The dial layout is the most poignant indicator of the homework peeking that seems to have gone on here. Twin subdials for chronographs has been Omega’s thing on all its watches (bar the Moonwatch) for a considerable amount of time now. In particular, the Seamaster Planet Ocean Chronograph uses this setup with two subdials at 3 and 9 o’clock and a date window at 6 o’clock. One notable difference is that the chronograph on the Captain Cook Chronograph is a 30-minute chronograph rather than a 12-hour one.
There’s a choice of dials available depending on which one you’re looking at. Stainless steel models have attractive fumé dials with either black or blue as the base colour. These also come with either a NATO style fabric strap, a leather strap or a stainless steel bracelet with brushing and polishing to match the case. Bronze models come with a blue dial with sunburst finishing, which plays with the light in a different way than the fumé dials. Bronze watches also come with a fabric strap or a leather strap but a bracelet is not an option right now. All watches have colour matched ceramic bezels.
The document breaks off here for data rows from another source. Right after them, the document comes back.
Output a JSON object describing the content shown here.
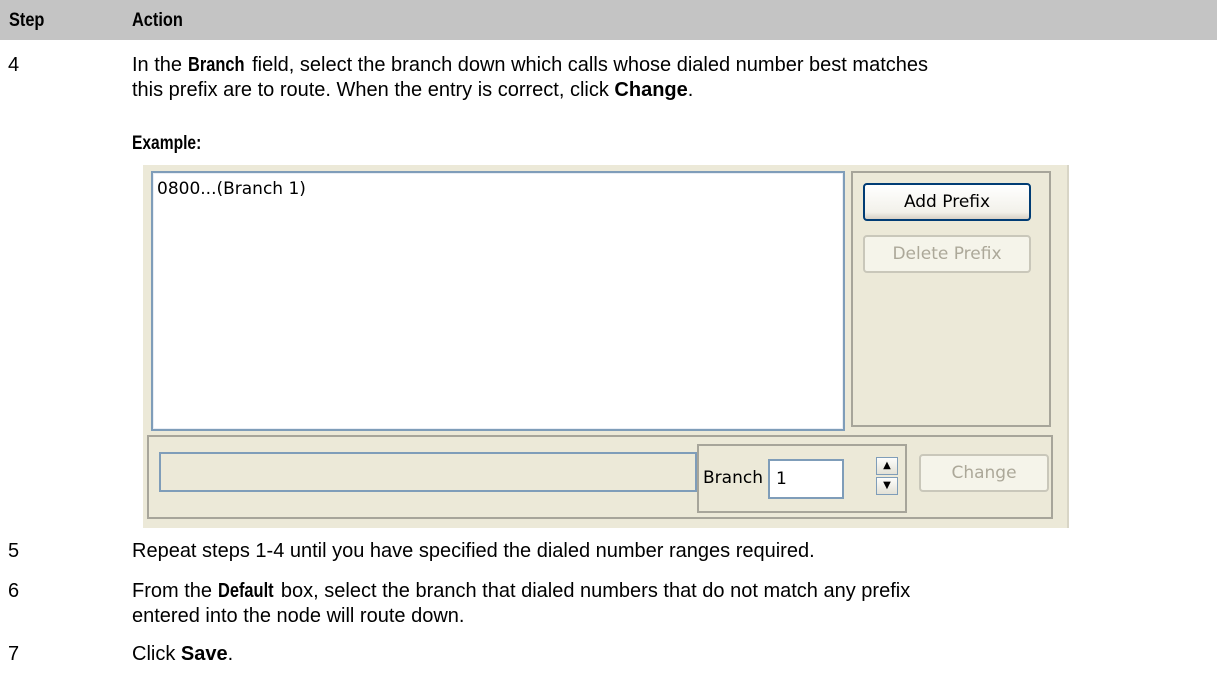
{
  "header": {
    "step_col": "Step",
    "action_col": "Action"
  },
  "rows": [
    {
      "step": "4",
      "line1_pre": "In the ",
      "line1_bold": "Branch",
      "line1_post": " field, select the branch down which calls whose dialed number best matches",
      "line2_pre": "this prefix are to route.   When the entry is correct, click ",
      "line2_bold": "Change",
      "line2_post": "."
    },
    {
      "step": "5",
      "text": "Repeat steps 1-4 until you have specified the dialed number ranges required."
    },
    {
      "step": "6",
      "line1_pre": "From the ",
      "line1_bold": "Default",
      "line1_post": " box, select the branch that dialed numbers that do not match any prefix",
      "line2": "entered into the node will route down."
    },
    {
      "step": "7",
      "pre": "Click ",
      "bold": "Save",
      "post": "."
    }
  ],
  "example_label": "Example:",
  "dialog": {
    "list_items": [
      "0800...(Branch 1)"
    ],
    "add_prefix_label": "Add Prefix",
    "delete_prefix_label": "Delete Prefix",
    "prefix_field_value": "",
    "branch_label": "Branch",
    "branch_value": "1",
    "spin_up_icon": "arrow-up-icon",
    "spin_down_icon": "arrow-down-icon",
    "change_label": "Change"
  }
}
The new Captain Cook Chronograph is also a sizeable watch at 43mm x 14.8mm. All cases provide a water resistance rating of 300m. Inside those cases is the calibre R801, which was developed with the Swatch Group. It’s based on an ETA A31 calibre which is an evolution of the 2892. It has a 4Hz beat rate, 37 jewels, 59-hour power reserve and a Nivachron magnetic-resistance escapement. We don’t know how the chronograph is operated yet (column wheel or cam? Vertical or lateral clutch? Come on guys tell us!).
For stainless steel models, theirs is set at $3710 and for bronze watches that increases to $4100. There seems to be no indication that the steel bracelet will cost extra, which is nice. Why not check these new watches out when you can? They look great.
Visit Rado here.